* TASK OBJECTIVE:
Each line of the material below that holds the word "Режим" needs to be copied.

* DATA FOR ANALYSIS:
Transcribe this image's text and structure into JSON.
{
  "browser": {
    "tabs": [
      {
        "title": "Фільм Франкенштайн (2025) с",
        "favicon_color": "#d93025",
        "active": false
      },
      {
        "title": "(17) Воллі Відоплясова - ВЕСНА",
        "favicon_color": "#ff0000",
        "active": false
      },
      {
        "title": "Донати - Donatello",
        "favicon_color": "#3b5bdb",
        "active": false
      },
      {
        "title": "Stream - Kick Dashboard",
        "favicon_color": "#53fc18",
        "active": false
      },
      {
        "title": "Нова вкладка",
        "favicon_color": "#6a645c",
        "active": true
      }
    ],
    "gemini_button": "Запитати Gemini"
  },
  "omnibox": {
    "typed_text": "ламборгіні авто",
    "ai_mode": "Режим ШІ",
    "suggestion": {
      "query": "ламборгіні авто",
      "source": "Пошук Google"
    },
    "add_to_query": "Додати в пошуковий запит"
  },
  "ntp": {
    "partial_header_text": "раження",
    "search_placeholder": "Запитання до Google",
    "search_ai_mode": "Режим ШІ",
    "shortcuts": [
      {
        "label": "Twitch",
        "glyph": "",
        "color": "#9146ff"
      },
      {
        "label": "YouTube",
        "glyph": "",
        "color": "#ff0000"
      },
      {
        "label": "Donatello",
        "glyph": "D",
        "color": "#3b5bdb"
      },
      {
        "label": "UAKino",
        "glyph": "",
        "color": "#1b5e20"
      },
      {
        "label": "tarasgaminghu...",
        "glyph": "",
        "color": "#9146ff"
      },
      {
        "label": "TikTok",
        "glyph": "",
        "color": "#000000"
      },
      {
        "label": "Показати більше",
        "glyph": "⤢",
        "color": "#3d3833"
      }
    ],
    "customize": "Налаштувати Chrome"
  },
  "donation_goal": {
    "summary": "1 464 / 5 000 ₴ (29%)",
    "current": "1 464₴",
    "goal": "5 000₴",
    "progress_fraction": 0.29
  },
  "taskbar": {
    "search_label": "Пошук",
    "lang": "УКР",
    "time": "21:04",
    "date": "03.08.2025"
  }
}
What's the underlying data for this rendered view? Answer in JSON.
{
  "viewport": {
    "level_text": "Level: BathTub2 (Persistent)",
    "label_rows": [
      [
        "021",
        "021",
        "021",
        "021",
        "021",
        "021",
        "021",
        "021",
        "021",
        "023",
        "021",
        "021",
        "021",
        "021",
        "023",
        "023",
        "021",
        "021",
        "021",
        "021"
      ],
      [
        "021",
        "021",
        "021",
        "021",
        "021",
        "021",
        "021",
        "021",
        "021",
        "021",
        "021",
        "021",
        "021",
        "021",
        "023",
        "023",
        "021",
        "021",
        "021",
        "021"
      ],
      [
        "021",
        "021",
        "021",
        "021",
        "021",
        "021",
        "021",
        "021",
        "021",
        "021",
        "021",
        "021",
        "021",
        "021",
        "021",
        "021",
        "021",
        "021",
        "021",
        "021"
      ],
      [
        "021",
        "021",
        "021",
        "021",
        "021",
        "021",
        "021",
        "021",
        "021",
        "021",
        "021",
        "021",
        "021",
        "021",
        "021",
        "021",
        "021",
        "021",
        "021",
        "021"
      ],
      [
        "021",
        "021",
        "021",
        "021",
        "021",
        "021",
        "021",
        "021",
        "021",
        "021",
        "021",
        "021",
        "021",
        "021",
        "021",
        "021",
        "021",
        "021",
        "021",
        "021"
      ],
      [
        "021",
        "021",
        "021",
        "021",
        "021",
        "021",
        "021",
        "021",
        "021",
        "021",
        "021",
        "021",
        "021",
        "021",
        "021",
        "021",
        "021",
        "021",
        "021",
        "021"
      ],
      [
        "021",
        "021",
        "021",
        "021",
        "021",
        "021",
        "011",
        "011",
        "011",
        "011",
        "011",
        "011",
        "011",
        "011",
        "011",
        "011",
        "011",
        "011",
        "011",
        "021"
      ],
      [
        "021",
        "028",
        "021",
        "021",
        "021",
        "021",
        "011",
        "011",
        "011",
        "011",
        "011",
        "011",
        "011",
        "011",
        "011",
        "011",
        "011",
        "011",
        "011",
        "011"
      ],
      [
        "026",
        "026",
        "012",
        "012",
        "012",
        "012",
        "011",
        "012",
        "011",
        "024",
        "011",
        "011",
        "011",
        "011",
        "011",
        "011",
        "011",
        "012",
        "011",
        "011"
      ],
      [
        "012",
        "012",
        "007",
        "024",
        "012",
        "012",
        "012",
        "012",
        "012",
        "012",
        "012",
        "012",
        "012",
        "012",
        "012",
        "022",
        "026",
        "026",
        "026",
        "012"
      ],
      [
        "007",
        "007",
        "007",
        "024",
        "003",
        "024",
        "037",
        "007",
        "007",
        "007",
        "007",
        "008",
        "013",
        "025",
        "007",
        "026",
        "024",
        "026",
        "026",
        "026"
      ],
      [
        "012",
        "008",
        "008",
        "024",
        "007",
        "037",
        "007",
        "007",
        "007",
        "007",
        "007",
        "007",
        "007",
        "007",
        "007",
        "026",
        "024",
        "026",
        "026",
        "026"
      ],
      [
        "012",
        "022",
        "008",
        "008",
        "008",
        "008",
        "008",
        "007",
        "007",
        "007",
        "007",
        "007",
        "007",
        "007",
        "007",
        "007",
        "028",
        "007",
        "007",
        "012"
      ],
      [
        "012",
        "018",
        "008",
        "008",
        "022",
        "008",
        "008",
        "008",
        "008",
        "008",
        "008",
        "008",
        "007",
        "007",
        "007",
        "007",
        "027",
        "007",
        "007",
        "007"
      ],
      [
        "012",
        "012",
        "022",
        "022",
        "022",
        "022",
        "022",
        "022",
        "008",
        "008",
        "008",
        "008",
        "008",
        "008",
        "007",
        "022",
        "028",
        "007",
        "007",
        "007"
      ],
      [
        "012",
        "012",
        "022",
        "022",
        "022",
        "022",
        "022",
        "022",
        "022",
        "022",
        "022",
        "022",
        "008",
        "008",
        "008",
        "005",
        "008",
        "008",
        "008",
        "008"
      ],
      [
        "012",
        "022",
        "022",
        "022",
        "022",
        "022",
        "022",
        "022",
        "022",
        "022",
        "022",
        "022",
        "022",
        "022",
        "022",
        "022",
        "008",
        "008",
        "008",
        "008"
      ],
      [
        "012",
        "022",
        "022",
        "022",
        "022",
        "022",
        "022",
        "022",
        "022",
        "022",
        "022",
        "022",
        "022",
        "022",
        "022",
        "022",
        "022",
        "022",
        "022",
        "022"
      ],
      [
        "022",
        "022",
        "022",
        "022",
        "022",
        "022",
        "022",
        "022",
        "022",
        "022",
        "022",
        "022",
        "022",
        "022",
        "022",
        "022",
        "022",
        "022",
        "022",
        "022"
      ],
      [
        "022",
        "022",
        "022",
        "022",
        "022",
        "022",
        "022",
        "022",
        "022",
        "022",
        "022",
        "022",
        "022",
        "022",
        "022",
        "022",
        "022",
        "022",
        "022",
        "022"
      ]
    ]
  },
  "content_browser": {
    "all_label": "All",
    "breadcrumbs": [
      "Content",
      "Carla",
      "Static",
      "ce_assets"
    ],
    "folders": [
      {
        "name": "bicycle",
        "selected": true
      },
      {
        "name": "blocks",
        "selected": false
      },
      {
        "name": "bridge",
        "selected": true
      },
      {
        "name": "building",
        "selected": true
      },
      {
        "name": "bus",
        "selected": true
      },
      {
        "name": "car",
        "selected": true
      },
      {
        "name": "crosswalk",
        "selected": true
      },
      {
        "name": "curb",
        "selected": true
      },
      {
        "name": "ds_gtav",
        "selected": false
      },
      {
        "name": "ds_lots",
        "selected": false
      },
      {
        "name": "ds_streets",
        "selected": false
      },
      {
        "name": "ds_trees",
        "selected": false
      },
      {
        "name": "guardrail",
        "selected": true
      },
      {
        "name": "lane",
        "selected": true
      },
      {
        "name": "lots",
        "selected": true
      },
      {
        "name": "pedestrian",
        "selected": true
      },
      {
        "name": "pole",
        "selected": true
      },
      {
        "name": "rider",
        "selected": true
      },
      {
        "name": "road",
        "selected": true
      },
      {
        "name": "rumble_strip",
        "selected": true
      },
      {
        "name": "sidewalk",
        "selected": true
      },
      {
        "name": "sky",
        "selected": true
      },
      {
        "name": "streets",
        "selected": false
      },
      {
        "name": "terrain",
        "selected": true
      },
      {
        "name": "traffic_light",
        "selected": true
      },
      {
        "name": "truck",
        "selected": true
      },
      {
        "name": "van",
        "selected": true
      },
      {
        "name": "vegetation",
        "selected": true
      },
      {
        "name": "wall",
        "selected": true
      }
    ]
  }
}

* WRITTEN SOLUTION:
    "ai_mode": "Режим ШІ",
    "search_ai_mode": "Режим ШІ",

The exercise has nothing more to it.